My point is, that the best defense a Theist can take to Dawkins' mathematical info-theory argument, is to abandon some of their dogmatic points about God and the organisations that humans have built up around him. This would result in an infinitely less rules-lawyer-y approach to spirituality****, and make them essentially immune to arguments from the likes of Dawkins. For example, the Dune books provide a good example of what an omniscient being would need to look like for their existence not to violate human free will. Not that all spirituality needs to come from 70s science fiction, but it does provide a blueprint for thinking outside the box about this stuff.

The only problem with my suggestion, as far as I can see, is that by sacrificing dogma and their big Clubs O' The Saved, theists lose the ability to claim that they have a particular right to tell people what to do. And there, I suspect, lies the rub...

* I'm not going to go into it in the main text of the post, because understanding it properly requires being a maths-nerd of the kind which I am not, and because explaining it properly would cause me to ramble even more than is usually my wont. If you're interested, Richard Dawkins explains the relevant bit of information theory in more depth than I can be bothered to here.

A rough summation of his information-theory argument for the non-existence of God goes something like this:
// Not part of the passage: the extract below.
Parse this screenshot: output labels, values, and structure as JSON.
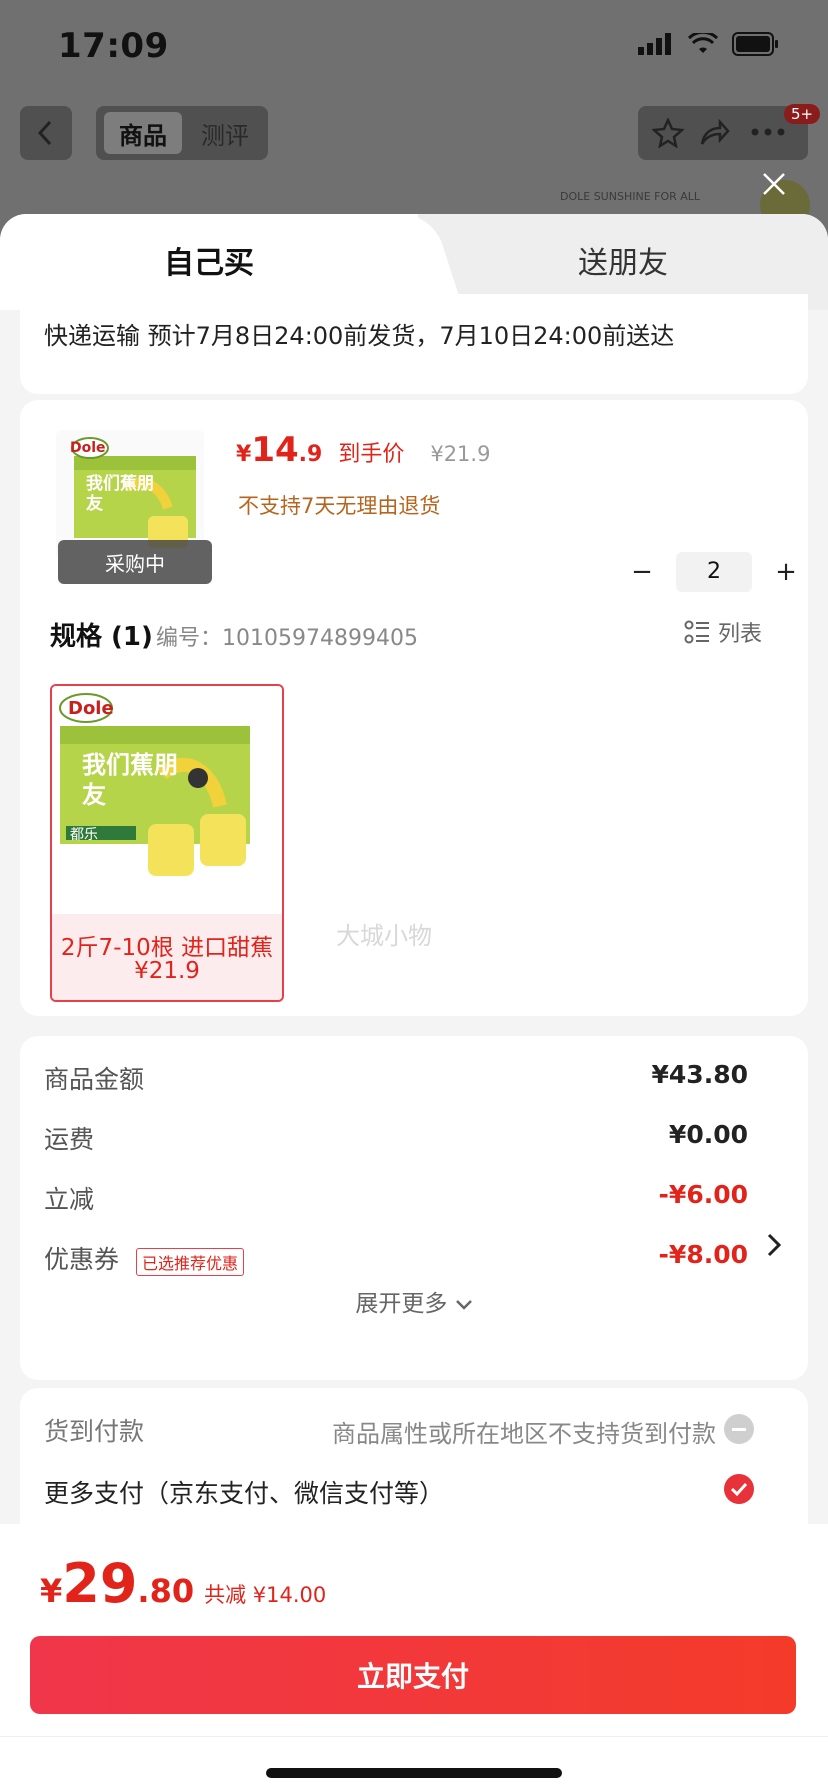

  1. A thing's "informational content" is the amount of bits of information we'd need to make a correct guess about its existence and attributes in the absence of any other context that would explain it for us**.
    1. Therefore, the higher a thing's informational content, the less chance we have of making a correct statement about it without the addition of some provable information.
    2. There's a mathematical formula for precisely how much each bit of information reduces our uncertainty if you want to follow the link, but it's not actually necessary to understand the point of the argument.
  2. Some Theist philosophers have argued that God has an infinite informational content. This is also a potential consequence of interactions between some of the attributes traditionally ascribed to God by Theist philosophers.
  3. You have an infinitely-small (functionally zero) chance to make a correct statement as to the existence or attributes of a thing with infinite informational capacity unless you have an infinite number of bits of information about it.
  4. The possibility of God's existence (or at the very least anybody's ability to make a correct statement about God's existence or attributes) is infinitely-small - functionally zero.
** A neanderthal might find a computer pretty mystifying, but modern people have enough other contextual information for even reasonably un-computer-literate people to know that they're reasonably common in the First World at least, and have some idea of the things they can do.

*** I'm pretty sure that we only ever hear about insane applications of Shariya law in the West - honour-killings and all that madness. I don't know of any sane applications of it (and can't be bothered trawling right now) but I'm pretty sure that if they exist we won't see 'em on the News.

**** And precisely how could a more adaptive spiritual approach possibly be a bad thing? Sure, people will come up with crazy new prejudices to replace the old ones they've abandoned, but they do that with economics and politics already, so why the hell not?